The answer must be an exact copy of every entry.

(Data records for software interfaces)
═══

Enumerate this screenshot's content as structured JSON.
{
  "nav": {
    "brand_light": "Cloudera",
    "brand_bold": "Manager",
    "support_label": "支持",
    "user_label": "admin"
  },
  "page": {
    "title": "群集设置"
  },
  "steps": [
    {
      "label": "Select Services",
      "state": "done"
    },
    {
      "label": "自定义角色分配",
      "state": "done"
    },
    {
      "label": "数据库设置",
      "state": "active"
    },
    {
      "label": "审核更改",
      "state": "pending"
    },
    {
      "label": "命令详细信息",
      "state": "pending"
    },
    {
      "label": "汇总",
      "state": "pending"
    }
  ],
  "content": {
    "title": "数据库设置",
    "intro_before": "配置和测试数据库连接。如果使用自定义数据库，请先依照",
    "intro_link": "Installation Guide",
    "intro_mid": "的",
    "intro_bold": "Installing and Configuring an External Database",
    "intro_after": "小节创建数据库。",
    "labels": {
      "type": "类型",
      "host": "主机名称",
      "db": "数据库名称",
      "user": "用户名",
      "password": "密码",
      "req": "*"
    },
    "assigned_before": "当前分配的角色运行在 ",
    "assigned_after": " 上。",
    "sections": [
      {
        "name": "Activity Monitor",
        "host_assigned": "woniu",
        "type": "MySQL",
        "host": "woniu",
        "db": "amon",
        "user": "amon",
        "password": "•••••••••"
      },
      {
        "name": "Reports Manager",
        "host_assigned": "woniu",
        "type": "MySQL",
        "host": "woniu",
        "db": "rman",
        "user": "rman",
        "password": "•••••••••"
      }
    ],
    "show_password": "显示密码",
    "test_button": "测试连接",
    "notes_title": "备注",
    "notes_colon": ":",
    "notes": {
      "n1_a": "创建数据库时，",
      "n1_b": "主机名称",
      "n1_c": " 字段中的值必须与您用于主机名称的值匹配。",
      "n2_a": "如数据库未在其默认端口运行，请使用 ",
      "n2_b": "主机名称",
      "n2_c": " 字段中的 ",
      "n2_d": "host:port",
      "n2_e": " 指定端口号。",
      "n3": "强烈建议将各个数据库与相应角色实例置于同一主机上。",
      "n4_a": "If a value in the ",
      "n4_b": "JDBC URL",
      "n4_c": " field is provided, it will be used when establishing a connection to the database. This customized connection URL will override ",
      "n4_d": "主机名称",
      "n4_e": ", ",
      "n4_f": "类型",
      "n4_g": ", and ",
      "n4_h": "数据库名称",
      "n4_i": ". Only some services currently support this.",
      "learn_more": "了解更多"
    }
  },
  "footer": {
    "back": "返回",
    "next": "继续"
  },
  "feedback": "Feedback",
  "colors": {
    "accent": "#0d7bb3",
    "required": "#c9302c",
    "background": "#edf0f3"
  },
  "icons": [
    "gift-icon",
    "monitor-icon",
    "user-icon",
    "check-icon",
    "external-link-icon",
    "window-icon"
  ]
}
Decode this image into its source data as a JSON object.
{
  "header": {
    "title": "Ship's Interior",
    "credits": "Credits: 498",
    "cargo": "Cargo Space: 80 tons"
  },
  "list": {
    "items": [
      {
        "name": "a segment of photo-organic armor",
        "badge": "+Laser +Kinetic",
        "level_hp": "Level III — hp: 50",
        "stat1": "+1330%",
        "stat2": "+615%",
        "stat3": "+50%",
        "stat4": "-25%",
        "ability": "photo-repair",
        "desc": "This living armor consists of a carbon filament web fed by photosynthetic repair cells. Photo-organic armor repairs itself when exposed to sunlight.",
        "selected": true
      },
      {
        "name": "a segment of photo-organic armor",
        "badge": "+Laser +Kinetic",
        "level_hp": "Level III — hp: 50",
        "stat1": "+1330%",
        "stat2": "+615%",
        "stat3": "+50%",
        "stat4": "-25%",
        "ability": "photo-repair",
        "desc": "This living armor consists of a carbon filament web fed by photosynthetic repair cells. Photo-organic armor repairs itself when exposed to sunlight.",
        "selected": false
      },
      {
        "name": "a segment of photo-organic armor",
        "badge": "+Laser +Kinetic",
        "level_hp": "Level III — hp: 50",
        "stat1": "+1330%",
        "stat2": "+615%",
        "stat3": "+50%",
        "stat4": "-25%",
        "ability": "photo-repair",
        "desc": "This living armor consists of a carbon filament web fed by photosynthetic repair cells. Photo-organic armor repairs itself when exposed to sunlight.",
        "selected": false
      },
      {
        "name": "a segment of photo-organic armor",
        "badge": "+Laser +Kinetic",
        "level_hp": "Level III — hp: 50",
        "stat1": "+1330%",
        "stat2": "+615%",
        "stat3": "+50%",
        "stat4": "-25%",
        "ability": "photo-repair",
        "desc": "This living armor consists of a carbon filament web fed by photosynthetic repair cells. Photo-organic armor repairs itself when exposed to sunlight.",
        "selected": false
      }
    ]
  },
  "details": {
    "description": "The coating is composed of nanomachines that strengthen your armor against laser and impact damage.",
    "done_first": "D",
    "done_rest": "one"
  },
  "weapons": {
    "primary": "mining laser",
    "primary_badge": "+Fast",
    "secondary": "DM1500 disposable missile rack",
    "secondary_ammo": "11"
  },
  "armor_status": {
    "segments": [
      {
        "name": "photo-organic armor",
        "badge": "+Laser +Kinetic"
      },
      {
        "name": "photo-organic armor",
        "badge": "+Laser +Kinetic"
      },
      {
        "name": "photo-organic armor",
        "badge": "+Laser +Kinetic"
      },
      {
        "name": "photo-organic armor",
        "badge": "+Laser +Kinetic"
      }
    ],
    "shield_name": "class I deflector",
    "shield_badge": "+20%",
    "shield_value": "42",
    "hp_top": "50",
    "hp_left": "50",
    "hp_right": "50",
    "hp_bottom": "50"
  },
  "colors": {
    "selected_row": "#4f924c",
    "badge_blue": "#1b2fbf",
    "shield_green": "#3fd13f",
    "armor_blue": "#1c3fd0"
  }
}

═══

- _OUTPUT FOR THIS EXERCISE_
Enumerate this screenshot's content as structured JSON.
{
  "nav": {
    "brand_light": "Cloudera",
    "brand_bold": "Manager",
    "support_label": "支持",
    "user_label": "admin"
  },
  "page": {
    "title": "群集设置"
  },
  "steps": [
    {
      "label": "Select Services",
      "state": "done"
    },
    {
      "label": "自定义角色分配",
      "state": "done"
    },
    {
      "label": "数据库设置",
      "state": "active"
    },
    {
      "label": "审核更改",
      "state": "pending"
    },
    {
      "label": "命令详细信息",
      "state": "pending"
    },
    {
      "label": "汇总",
      "state": "pending"
    }
  ],
  "content": {
    "title": "数据库设置",
    "intro_before": "配置和测试数据库连接。如果使用自定义数据库，请先依照",
    "intro_link": "Installation Guide",
    "intro_mid": "的",
    "intro_bold": "Installing and Configuring an External Database",
    "intro_after": "小节创建数据库。",
    "labels": {
      "type": "类型",
      "host": "主机名称",
      "db": "数据库名称",
      "user": "用户名",
      "password": "密码",
      "req": "*"
    },
    "assigned_before": "当前分配的角色运行在 ",
    "assigned_after": " 上。",
    "sections": [
      {
        "name": "Activity Monitor",
        "host_assigned": "woniu",
        "type": "MySQL",
        "host": "woniu",
        "db": "amon",
        "user": "amon",
        "password": "•••••••••"
      },
      {
        "name": "Reports Manager",
        "host_assigned": "woniu",
        "type": "MySQL",
        "host": "woniu",
        "db": "rman",
        "user": "rman",
        "password": "•••••••••"
      }
    ],
    "show_password": "显示密码",
    "test_button": "测试连接",
    "notes_title": "备注",
    "notes_colon": ":",
    "notes": {
      "n1_a": "创建数据库时，",
      "n1_b": "主机名称",
      "n1_c": " 字段中的值必须与您用于主机名称的值匹配。",
      "n2_a": "如数据库未在其默认端口运行，请使用 ",
      "n2_b": "主机名称",
      "n2_c": " 字段中的 ",
      "n2_d": "host:port",
      "n2_e": " 指定端口号。",
      "n3": "强烈建议将各个数据库与相应角色实例置于同一主机上。",
      "n4_a": "If a value in the ",
      "n4_b": "JDBC URL",
      "n4_c": " field is provided, it will be used when establishing a connection to the database. This customized connection URL will override ",
      "n4_d": "主机名称",
      "n4_e": ", ",
      "n4_f": "类型",
      "n4_g": ", and ",
      "n4_h": "数据库名称",
      "n4_i": ". Only some services currently support this.",
      "learn_more": "了解更多"
    }
  },
  "footer": {
    "back": "返回",
    "next": "继续"
  },
  "feedback": "Feedback",
  "colors": {
    "accent": "#0d7bb3",
    "required": "#c9302c",
    "background": "#edf0f3"
  },
  "icons": [
    "gift-icon",
    "monitor-icon",
    "user-icon",
    "check-icon",
    "external-link-icon",
    "window-icon"
  ]
}
Decode this image into its source data as a JSON object.
{
  "header": {
    "title": "Ship's Interior",
    "credits": "Credits: 498",
    "cargo": "Cargo Space: 80 tons"
  },
  "list": {
    "items": [
      {
        "name": "a segment of photo-organic armor",
        "badge": "+Laser +Kinetic",
        "level_hp": "Level III — hp: 50",
        "stat1": "+1330%",
        "stat2": "+615%",
        "stat3": "+50%",
        "stat4": "-25%",
        "ability": "photo-repair",
        "desc": "This living armor consists of a carbon filament web fed by photosynthetic repair cells. Photo-organic armor repairs itself when exposed to sunlight.",
        "selected": true
      },
      {
        "name": "a segment of photo-organic armor",
        "badge": "+Laser +Kinetic",
        "level_hp": "Level III — hp: 50",
        "stat1": "+1330%",
        "stat2": "+615%",
        "stat3": "+50%",
        "stat4": "-25%",
        "ability": "photo-repair",
        "desc": "This living armor consists of a carbon filament web fed by photosynthetic repair cells. Photo-organic armor repairs itself when exposed to sunlight.",
        "selected": false
      },
      {
        "name": "a segment of photo-organic armor",
        "badge": "+Laser +Kinetic",
        "level_hp": "Level III — hp: 50",
        "stat1": "+1330%",
        "stat2": "+615%",
        "stat3": "+50%",
        "stat4": "-25%",
        "ability": "photo-repair",
        "desc": "This living armor consists of a carbon filament web fed by photosynthetic repair cells. Photo-organic armor repairs itself when exposed to sunlight.",
        "selected": false
      },
      {
        "name": "a segment of photo-organic armor",
        "badge": "+Laser +Kinetic",
        "level_hp": "Level III — hp: 50",
        "stat1": "+1330%",
        "stat2": "+615%",
        "stat3": "+50%",
        "stat4": "-25%",
        "ability": "photo-repair",
        "desc": "This living armor consists of a carbon filament web fed by photosynthetic repair cells. Photo-organic armor repairs itself when exposed to sunlight.",
        "selected": false
      }
    ]
  },
  "details": {
    "description": "The coating is composed of nanomachines that strengthen your armor against laser and impact damage.",
    "done_first": "D",
    "done_rest": "one"
  },
  "weapons": {
    "primary": "mining laser",
    "primary_badge": "+Fast",
    "secondary": "DM1500 disposable missile rack",
    "secondary_ammo": "11"
  },
  "armor_status": {
    "segments": [
      {
        "name": "photo-organic armor",
        "badge": "+Laser +Kinetic"
      },
      {
        "name": "photo-organic armor",
        "badge": "+Laser +Kinetic"
      },
      {
        "name": "photo-organic armor",
        "badge": "+Laser +Kinetic"
      },
      {
        "name": "photo-organic armor",
        "badge": "+Laser +Kinetic"
      }
    ],
    "shield_name": "class I deflector",
    "shield_badge": "+20%",
    "shield_value": "42",
    "hp_top": "50",
    "hp_left": "50",
    "hp_right": "50",
    "hp_bottom": "50"
  },
  "colors": {
    "selected_row": "#4f924c",
    "badge_blue": "#1b2fbf",
    "shield_green": "#3fd13f",
    "armor_blue": "#1c3fd0"
  }
}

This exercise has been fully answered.